(Dataset rows for apps and sites)
************

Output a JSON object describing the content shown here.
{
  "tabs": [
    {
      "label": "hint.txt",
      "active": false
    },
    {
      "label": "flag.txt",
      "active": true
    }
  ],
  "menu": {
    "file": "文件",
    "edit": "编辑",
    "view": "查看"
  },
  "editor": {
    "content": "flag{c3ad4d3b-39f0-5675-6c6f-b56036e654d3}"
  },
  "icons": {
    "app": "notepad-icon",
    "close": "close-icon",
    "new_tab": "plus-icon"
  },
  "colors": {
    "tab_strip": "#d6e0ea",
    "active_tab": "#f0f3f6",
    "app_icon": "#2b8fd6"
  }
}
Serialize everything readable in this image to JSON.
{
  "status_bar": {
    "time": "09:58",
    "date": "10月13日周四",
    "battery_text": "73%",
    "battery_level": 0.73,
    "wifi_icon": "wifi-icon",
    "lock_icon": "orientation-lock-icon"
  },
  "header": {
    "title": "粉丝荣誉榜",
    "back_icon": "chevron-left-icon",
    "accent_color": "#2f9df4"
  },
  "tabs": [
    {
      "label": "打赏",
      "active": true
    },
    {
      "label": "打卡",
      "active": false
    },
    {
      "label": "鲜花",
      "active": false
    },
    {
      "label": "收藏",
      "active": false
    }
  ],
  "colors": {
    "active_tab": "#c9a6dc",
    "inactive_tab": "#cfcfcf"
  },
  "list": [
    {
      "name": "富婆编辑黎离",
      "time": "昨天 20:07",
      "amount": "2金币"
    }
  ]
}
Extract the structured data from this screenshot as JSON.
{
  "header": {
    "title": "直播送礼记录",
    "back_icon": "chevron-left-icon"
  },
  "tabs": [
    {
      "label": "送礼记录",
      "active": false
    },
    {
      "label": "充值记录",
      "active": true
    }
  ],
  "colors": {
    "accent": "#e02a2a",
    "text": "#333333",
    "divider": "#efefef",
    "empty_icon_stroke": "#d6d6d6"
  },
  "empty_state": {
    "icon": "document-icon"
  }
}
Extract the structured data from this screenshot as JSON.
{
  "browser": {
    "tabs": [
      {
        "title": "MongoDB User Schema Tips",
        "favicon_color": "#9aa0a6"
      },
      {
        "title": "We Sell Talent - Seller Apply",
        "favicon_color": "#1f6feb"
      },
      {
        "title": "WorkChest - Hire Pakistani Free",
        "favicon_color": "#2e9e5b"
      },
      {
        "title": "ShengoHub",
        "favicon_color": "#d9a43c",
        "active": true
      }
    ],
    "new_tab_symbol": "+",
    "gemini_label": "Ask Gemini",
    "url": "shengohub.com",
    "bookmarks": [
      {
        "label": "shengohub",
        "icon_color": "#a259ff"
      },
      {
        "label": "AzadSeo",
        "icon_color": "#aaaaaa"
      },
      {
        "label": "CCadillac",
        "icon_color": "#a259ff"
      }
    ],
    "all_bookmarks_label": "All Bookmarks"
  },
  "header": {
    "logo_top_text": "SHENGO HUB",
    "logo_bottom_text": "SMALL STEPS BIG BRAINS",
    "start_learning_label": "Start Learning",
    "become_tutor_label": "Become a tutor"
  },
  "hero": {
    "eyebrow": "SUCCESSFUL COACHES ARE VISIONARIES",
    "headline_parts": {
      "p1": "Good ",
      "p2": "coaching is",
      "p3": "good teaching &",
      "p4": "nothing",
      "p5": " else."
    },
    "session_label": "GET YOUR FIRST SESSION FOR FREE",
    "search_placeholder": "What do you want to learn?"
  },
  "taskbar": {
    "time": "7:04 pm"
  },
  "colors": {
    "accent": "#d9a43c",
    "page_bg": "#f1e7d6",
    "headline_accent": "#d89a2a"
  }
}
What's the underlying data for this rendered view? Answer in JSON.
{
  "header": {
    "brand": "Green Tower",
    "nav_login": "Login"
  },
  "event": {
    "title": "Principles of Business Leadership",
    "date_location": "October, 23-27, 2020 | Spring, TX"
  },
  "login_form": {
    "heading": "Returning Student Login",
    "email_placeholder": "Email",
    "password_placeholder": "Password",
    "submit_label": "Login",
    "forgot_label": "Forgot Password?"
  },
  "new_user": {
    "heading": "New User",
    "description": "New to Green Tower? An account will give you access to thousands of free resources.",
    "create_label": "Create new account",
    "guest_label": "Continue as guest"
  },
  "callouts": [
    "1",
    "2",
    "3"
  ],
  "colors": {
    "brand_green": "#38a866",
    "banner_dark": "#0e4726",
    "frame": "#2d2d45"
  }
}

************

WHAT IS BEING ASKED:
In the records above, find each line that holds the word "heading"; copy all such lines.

RESPONSE TO THE EXERCISE:
    "heading": "Returning Student Login",
    "heading": "New User",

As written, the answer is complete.